But I’m also running into new problems.  Since I planned this one out, I was able to add some mystery to it.  Which is great, except now I’m at the point where all (or most) becomes revealed.  And I can’t think of a good way for the MC to figure things out without just being told.  I can see now why so many movies have that old cliche of bad guy revealing all parts of his evil scheme to good guy.  It’s so much easier that way!  And all that beautiful, really subtle stuff that the bad guy did?  Now you get to find out about it all!  I’ve seen it done the other way too, with the good guy revealing to an astonished crowd/police station all that the bad guy did.

So is there any other way to do it?  Is there any way to show readers what’s been going on besides just having it all spelled out through dialogue?

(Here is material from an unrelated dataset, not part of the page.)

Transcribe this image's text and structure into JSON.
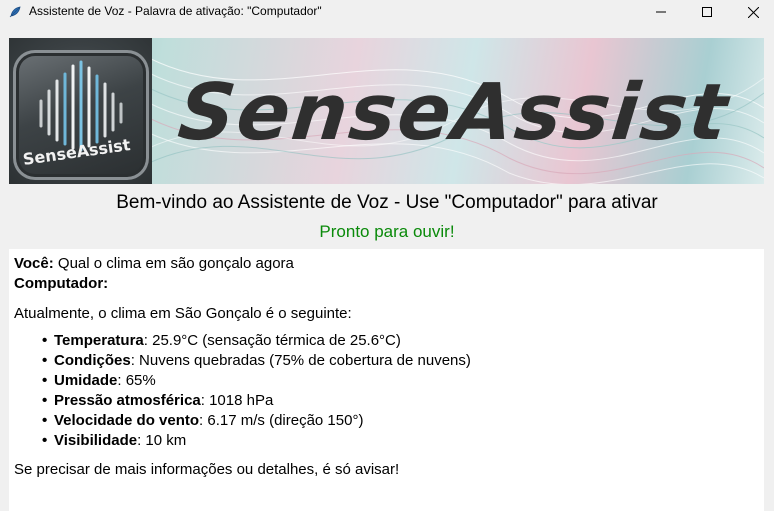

I guess what I really need to do is read some more mysteries and see how experts do it.  Mystery is not usually my genre (and it’s not what I’m writing, really) but knowing how to add mystery to a story would not be a bad thing.